Restate all entries exactly.

Data extracts:
--------------------------------
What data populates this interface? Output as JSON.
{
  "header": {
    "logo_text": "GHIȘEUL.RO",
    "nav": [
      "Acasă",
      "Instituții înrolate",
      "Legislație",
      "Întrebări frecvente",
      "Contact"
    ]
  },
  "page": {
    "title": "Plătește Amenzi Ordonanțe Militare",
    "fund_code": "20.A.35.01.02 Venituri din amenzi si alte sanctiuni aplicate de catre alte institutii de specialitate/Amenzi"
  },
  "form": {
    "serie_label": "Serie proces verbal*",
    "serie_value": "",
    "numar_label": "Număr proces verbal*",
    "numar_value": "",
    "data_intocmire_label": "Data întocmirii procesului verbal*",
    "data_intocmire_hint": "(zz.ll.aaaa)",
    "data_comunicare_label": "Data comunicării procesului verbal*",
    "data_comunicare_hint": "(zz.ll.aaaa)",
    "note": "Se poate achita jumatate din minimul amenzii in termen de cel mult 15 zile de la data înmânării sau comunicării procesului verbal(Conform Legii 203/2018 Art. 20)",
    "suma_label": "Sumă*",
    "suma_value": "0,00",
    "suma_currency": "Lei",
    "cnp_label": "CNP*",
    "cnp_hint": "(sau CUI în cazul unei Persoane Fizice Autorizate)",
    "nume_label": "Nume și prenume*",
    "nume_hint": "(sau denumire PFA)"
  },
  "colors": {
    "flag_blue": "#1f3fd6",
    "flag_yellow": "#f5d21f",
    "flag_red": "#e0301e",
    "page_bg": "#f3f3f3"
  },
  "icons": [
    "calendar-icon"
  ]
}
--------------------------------
Expected answer:
What data populates this interface? Output as JSON.
{
  "header": {
    "logo_text": "GHIȘEUL.RO",
    "nav": [
      "Acasă",
      "Instituții înrolate",
      "Legislație",
      "Întrebări frecvente",
      "Contact"
    ]
  },
  "page": {
    "title": "Plătește Amenzi Ordonanțe Militare",
    "fund_code": "20.A.35.01.02 Venituri din amenzi si alte sanctiuni aplicate de catre alte institutii de specialitate/Amenzi"
  },
  "form": {
    "serie_label": "Serie proces verbal*",
    "serie_value": "",
    "numar_label": "Număr proces verbal*",
    "numar_value": "",
    "data_intocmire_label": "Data întocmirii procesului verbal*",
    "data_intocmire_hint": "(zz.ll.aaaa)",
    "data_comunicare_label": "Data comunicării procesului verbal*",
    "data_comunicare_hint": "(zz.ll.aaaa)",
    "note": "Se poate achita jumatate din minimul amenzii in termen de cel mult 15 zile de la data înmânării sau comunicării procesului verbal(Conform Legii 203/2018 Art. 20)",
    "suma_label": "Sumă*",
    "suma_value": "0,00",
    "suma_currency": "Lei",
    "cnp_label": "CNP*",
    "cnp_hint": "(sau CUI în cazul unei Persoane Fizice Autorizate)",
    "nume_label": "Nume și prenume*",
    "nume_hint": "(sau denumire PFA)"
  },
  "colors": {
    "flag_blue": "#1f3fd6",
    "flag_yellow": "#f5d21f",
    "flag_red": "#e0301e",
    "page_bg": "#f3f3f3"
  },
  "icons": [
    "calendar-icon"
  ]
}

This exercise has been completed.